**Work order**. Pull out every line below containing the word "JSON".
(Beginning of Exercise data)
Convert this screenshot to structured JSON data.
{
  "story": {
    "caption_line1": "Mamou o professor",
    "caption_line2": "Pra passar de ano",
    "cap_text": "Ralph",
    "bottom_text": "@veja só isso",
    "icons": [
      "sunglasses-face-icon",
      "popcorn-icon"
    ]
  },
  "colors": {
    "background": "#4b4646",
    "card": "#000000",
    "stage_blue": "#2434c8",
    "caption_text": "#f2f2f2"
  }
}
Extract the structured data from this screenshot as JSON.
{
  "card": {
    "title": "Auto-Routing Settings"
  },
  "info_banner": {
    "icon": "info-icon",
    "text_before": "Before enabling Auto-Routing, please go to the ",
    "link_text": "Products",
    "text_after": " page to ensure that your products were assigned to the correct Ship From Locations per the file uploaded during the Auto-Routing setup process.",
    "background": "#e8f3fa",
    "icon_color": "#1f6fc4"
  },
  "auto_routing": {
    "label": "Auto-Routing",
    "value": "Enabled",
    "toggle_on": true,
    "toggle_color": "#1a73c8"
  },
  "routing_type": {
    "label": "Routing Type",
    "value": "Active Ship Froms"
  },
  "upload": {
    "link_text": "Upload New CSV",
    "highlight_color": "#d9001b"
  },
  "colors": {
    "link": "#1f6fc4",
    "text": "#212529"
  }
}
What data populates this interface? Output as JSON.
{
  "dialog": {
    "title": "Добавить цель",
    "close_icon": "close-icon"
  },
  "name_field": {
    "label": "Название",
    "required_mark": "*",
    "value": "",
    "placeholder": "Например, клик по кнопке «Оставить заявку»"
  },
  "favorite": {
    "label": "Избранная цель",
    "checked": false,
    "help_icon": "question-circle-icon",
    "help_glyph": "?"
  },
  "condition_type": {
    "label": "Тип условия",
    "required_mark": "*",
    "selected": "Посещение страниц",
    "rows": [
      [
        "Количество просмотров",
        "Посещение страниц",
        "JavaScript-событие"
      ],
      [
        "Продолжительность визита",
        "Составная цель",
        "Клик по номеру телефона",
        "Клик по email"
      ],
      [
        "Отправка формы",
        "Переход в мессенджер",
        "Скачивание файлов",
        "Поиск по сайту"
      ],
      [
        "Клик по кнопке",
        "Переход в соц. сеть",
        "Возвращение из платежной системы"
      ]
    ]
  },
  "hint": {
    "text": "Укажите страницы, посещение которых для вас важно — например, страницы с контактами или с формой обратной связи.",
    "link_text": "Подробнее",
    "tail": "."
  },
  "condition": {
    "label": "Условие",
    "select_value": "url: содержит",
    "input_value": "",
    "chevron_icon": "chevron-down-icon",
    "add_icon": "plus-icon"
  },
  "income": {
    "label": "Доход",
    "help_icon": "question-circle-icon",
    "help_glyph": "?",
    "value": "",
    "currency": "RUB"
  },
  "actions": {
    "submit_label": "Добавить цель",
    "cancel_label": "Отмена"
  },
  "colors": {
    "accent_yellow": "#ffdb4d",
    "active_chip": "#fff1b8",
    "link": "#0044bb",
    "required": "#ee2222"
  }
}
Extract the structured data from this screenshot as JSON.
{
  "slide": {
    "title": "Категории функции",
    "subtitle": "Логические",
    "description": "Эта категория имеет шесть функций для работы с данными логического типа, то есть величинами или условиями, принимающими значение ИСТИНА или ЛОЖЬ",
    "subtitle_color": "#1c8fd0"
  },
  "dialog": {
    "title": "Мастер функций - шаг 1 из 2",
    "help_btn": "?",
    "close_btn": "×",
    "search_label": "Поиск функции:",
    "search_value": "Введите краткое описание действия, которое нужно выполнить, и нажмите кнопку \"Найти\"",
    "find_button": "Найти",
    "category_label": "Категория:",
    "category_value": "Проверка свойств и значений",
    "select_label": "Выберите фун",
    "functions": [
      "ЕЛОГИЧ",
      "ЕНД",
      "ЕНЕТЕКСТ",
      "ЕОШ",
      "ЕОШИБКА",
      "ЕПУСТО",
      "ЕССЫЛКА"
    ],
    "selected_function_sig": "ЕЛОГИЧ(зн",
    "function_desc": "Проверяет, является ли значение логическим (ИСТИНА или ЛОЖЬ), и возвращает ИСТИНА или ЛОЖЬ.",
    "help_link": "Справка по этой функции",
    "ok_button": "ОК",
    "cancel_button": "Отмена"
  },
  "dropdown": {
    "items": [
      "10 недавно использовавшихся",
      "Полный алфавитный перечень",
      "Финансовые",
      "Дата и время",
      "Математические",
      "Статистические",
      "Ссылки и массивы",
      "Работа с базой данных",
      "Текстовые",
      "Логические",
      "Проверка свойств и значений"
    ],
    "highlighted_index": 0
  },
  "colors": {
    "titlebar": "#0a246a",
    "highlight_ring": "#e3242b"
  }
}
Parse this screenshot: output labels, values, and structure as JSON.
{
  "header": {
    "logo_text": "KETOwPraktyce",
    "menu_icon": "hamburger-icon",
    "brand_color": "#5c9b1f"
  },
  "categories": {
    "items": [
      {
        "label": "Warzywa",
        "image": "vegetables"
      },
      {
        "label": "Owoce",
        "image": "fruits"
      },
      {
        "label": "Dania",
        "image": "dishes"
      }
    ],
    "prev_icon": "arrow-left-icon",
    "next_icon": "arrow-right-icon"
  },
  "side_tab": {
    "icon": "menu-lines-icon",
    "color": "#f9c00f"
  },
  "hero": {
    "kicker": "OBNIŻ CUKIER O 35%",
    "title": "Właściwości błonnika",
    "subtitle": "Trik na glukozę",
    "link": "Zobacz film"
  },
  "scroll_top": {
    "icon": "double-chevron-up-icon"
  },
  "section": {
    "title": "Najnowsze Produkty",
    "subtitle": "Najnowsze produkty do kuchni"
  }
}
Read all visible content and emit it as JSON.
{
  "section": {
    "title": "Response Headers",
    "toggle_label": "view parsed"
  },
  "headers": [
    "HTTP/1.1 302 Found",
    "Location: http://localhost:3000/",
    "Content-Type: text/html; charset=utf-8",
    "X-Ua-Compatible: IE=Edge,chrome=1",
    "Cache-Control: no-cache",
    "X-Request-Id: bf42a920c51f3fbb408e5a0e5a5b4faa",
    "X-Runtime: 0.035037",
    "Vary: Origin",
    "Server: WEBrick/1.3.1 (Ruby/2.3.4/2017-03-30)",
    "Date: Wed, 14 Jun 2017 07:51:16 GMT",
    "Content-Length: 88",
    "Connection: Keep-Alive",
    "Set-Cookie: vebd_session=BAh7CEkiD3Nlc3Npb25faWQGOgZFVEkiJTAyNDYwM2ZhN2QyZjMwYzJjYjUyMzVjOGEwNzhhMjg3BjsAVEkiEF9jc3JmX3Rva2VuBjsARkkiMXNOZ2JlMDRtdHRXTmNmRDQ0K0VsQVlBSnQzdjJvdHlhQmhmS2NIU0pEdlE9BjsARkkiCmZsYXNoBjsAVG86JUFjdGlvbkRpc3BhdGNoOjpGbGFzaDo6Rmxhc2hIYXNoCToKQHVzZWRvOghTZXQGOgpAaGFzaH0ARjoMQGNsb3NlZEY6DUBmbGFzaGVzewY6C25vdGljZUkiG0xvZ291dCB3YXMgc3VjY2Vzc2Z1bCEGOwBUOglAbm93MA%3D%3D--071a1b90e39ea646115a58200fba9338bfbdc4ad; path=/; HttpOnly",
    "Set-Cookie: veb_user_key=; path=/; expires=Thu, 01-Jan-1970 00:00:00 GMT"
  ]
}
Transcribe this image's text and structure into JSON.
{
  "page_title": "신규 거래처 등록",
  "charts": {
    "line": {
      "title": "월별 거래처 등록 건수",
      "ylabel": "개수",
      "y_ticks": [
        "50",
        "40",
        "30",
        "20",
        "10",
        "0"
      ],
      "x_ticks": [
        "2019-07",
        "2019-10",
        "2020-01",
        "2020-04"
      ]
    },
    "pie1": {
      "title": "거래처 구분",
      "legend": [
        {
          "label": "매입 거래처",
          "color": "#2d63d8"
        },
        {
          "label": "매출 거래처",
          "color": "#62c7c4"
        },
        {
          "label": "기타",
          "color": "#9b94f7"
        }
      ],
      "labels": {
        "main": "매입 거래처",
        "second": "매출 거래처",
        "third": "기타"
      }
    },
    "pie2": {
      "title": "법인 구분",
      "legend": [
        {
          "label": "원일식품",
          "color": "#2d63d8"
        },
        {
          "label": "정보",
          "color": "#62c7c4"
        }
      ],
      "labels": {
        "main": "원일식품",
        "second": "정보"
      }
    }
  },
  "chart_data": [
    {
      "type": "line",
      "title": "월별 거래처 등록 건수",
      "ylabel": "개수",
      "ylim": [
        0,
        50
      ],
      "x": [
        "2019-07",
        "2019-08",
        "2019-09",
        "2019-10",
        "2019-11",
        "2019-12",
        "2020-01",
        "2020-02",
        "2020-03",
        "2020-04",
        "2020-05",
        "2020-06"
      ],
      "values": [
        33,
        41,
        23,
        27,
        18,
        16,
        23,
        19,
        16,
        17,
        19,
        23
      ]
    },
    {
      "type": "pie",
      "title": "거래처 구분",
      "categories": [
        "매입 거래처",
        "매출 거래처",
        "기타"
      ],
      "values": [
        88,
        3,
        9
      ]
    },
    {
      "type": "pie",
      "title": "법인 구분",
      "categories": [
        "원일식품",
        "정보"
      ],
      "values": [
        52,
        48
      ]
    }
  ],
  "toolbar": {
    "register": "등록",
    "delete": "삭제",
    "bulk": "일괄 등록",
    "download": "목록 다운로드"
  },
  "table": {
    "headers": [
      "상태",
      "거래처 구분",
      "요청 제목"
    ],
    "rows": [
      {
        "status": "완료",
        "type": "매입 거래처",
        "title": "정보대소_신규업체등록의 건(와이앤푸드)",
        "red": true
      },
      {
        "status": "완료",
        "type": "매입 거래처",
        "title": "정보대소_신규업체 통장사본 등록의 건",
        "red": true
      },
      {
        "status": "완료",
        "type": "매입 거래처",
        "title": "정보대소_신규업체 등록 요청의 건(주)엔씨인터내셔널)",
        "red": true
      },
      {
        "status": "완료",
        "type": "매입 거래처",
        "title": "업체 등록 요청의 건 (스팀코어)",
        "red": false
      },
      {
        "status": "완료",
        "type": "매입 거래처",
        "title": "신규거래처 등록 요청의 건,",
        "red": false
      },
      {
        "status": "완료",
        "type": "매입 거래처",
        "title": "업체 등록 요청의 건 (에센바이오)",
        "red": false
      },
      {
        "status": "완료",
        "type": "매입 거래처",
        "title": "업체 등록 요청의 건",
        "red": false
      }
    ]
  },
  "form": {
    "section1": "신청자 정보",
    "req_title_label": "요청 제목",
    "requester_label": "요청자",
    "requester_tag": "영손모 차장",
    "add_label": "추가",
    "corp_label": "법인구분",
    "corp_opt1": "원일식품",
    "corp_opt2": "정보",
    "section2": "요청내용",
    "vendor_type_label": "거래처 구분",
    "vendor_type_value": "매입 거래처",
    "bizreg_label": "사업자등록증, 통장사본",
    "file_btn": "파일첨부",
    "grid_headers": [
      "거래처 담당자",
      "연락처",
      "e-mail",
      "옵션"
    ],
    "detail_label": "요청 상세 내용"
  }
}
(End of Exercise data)
**Your solution**.
Convert this screenshot to structured JSON data.
Extract the structured data from this screenshot as JSON.
What data populates this interface? Output as JSON.
Extract the structured data from this screenshot as JSON.
Parse this screenshot: output labels, values, and structure as JSON.
Read all visible content and emit it as JSON.
Transcribe this image's text and structure into JSON.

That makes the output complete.